This is Galileo, one of two new kittens on Third East. He and his brother were adopted by Kerry N., '14. If you think that's cute, just imagine him falling asleep in your arms, his little belly moving up and down as he breathes... (Photos by Greg Steinbrecher)
Needless to say I've been trying to spend every spare second sneaking off to Tetazoo to see the kitties. This hasn't always been possible though: my summer job as Awesome Diva for the Research Science Institute has been keeping me busy in the evenings. Every night this week has been spent in formal wear, hosting guest lecturers or college reps.

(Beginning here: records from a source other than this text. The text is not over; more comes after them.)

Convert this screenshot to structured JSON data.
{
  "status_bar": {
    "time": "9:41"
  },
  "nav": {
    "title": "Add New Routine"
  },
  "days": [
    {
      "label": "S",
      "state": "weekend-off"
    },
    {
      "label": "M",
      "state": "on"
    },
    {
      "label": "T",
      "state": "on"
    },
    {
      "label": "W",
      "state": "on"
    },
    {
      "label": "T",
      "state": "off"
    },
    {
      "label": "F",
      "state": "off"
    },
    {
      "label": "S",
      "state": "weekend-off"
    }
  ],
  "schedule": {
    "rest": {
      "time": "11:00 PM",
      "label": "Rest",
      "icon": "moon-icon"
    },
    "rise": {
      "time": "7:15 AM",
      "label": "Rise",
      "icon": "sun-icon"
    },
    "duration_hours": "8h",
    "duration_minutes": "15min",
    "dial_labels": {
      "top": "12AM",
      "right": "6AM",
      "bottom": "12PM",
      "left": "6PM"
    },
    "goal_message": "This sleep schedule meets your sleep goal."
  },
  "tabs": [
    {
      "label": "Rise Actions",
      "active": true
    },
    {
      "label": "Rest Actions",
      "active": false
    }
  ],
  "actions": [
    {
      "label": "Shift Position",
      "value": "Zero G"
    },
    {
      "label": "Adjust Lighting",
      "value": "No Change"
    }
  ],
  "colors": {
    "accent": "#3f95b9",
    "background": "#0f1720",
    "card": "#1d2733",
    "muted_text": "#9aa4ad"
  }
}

Monday's lecture was by Dr. John Cohn, from IBM. As soon as he started speaking, I knew I had to work him into a blog post. Unfortunately, he beat me to it. He got a pretty good picture of me wearing his rainbow-LED-crown, which should give you an idea of what he talked about. Most lecturers come to RSI to talk about their work and their journey through the world of science; Dr. Cohn brought a quarter launcher and a light-up crown he'd built himself. His message was about the importance and excitement of engineering careers; he told us about his life's path, his involvement with Watson, IBM's programmed jeopardy contestant, and his stint on a TV reality show ("Colony") building flamethrowers to fend of fictional post-apocalyptic bad guys.

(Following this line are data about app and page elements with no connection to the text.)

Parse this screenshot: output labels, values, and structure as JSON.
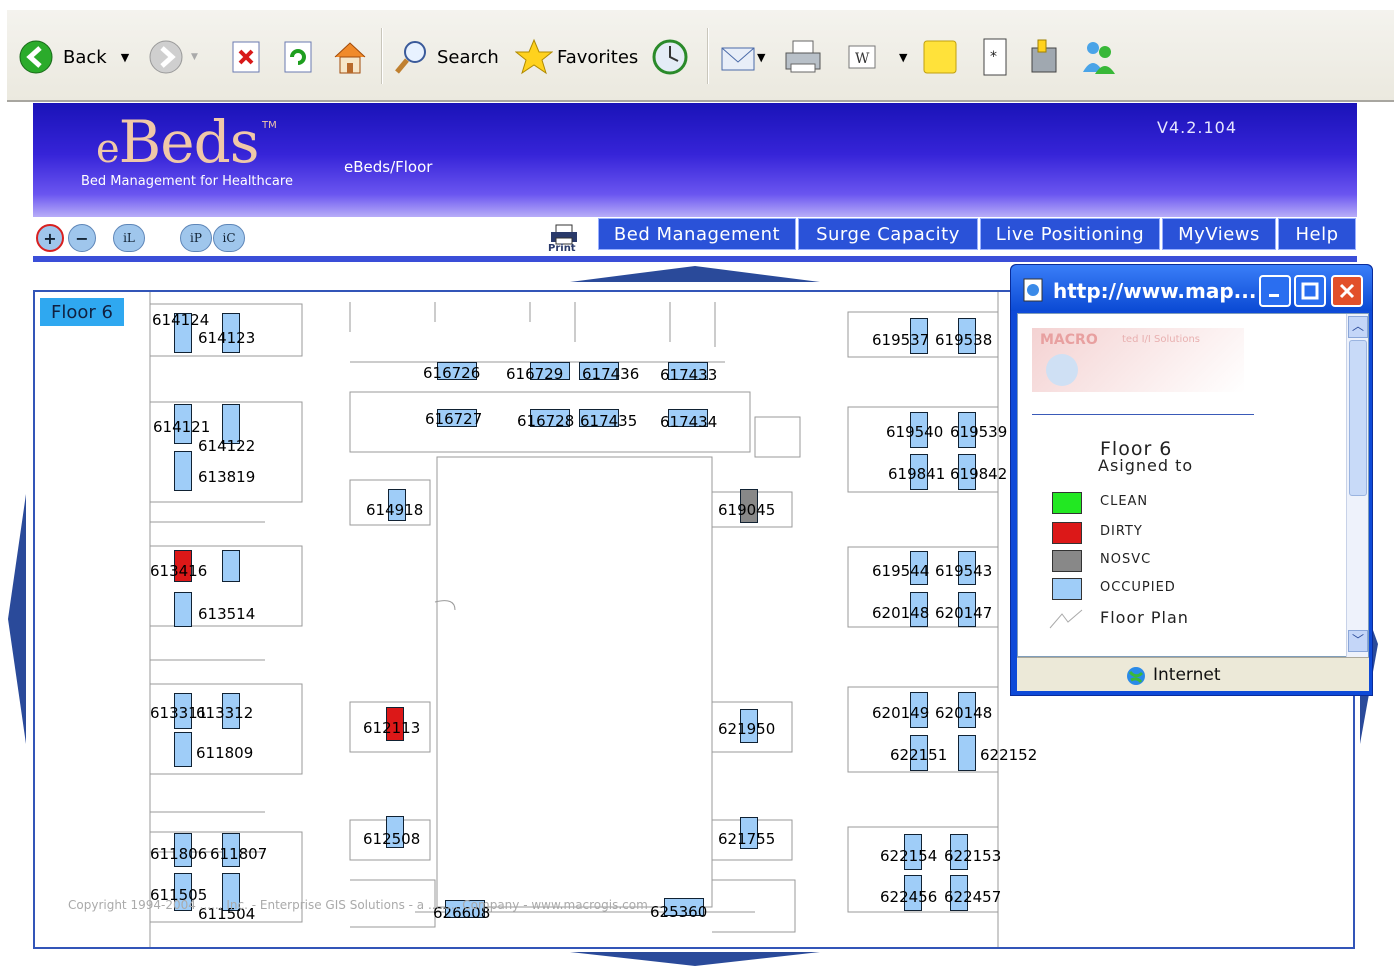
{
  "browser": {
    "back_label": "Back",
    "search_label": "Search",
    "favorites_label": "Favorites"
  },
  "app": {
    "logo_text": "Beds",
    "logo_e": "e",
    "trademark": "TM",
    "tagline": "Bed Management for Healthcare",
    "breadcrumb": "eBeds/Floor",
    "version": "V4.2.104",
    "print_label": "Print"
  },
  "nav": {
    "items": [
      "Bed Management",
      "Surge Capacity",
      "Live Positioning",
      "MyViews",
      "Help"
    ]
  },
  "tools": {
    "zoom_in": "+",
    "zoom_out": "−",
    "t1": "iL",
    "t2": "iP",
    "t3": "iC"
  },
  "map": {
    "floor_label": "Floor 6",
    "copyright": "Copyright 1994-2004 ...... Inc. - Enterprise GIS Solutions - a ........ Company - www.macrogis.com",
    "labels": [
      "614124",
      "614123",
      "614121",
      "614122",
      "613819",
      "613416",
      "613514",
      "613311",
      "613312",
      "611809",
      "611806",
      "611807",
      "611505",
      "611504",
      "616726",
      "616729",
      "617436",
      "617433",
      "616727",
      "616728",
      "617435",
      "617434",
      "614918",
      "612113",
      "612508",
      "626608",
      "625360",
      "619045",
      "621950",
      "621755",
      "619537",
      "619538",
      "619540",
      "619539",
      "619841",
      "619842",
      "619544",
      "619543",
      "620148",
      "620147",
      "620149",
      "620148",
      "622151",
      "622152",
      "622154",
      "622153",
      "622456",
      "622457"
    ]
  },
  "popup": {
    "title": "http://www.map...",
    "brand": "MACRO",
    "brand_sub": "ted I/I Solutions",
    "floor": "Floor 6",
    "assigned": "Asigned to",
    "legend": [
      {
        "label": "CLEAN",
        "color": "#22e822"
      },
      {
        "label": "DIRTY",
        "color": "#dc1818"
      },
      {
        "label": "NOSVC",
        "color": "#888888"
      },
      {
        "label": "OCCUPIED",
        "color": "#9fcdf8"
      },
      {
        "label": "Floor Plan",
        "color": ""
      }
    ],
    "status": "Internet"
  }
}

At one point he asked the group to raise their hands if they saw themselves as an engineer, and pitifully few did. I actually almost raised my hand, thinking he was talking about the MIT mascot. "We are, we are, we are, we are, we are the engineers..." But I'm definitely a mathematician, not an engineer: the last time I tried to build something (an ill-fated arch of cardboard boxes in the ESP office) it came toppling to the ground the minute I touched it.
After his talk, we had our RSI international night, so students from different countries could tell us about their country. If I'd had any doubt about the sheer awesomenees of Dr. Cohn, it was erased when he agreed to stay! However, he'd gotten the message that we needed more engineering in our lives, so while the students got set up to dance, sing, and present their countries, he ran off to get supplies for more demos. He took over an intermission during international night to make a pickle glow, and use piezoelectonics to shoot wet paper towels across the room. "What? Pojectiles in 6-120? Mr. Facilities man, I have no idea what you're talking about!"
By contrast, Wednesday's lecture was different in almost every way. Instead of 1 speaker, we must have had 20, from over 15 different colleges. Instead of 1 program, we had 3: two other summer programs joined us for RSI/MITES/WTP college night. I mention the college night in a blog that is by necessity biased towards MIT, because of what I was thinking during the presentations. I was timing all of the college reps to keep them under 3 minutes, but when I listened to what they said, I just felt more sure that I had made the right choice. It's not that they were bad speakers or they were saying bad things about their colleges. It was really easy for me to see the right person being happy there. But whether they emphasized things that I didn't feel were that important to me, or they highlighted things I'd realized I didn't want in a college, I never got the wistful feeling of "What would it have been like if I'd gone there instead."
I guess what I'm trying to say is, if I had to go back and do it all over again, I wouldn't do anything differently. IHTFP.
Then again, the MIT rep's three-minute talk was the best by far, anyways. Matt McGann, of blogger-and-general-awesomeness fame, got up and in 3 minutes basically conveyed the contents of this blog post. Of course, there I am, thinking "That's so cool! I should totally blog about it!" and completely forgetting that of course he would have beaten me to the punch.
When we broke out into information tables, every other college brought info sheets and postcards. Apparently, even though the event was held at MIT, nobody could find any similar swag for the MIT table. Matt had a printout of a paper written at MIT, about developing an Invisibility Cloak, so we put that on the table. I can't tell you how many people came up as I was standing there and tried to take the first page, thinking it was a stack of information sheets, and I had to chase them down and get it back so other people could read it. For the rest of the night I talked myself hoarse answering questions about student life and academics, at least for the MITES and WTP kids who hadn't been putting up with me for 4 weeks already!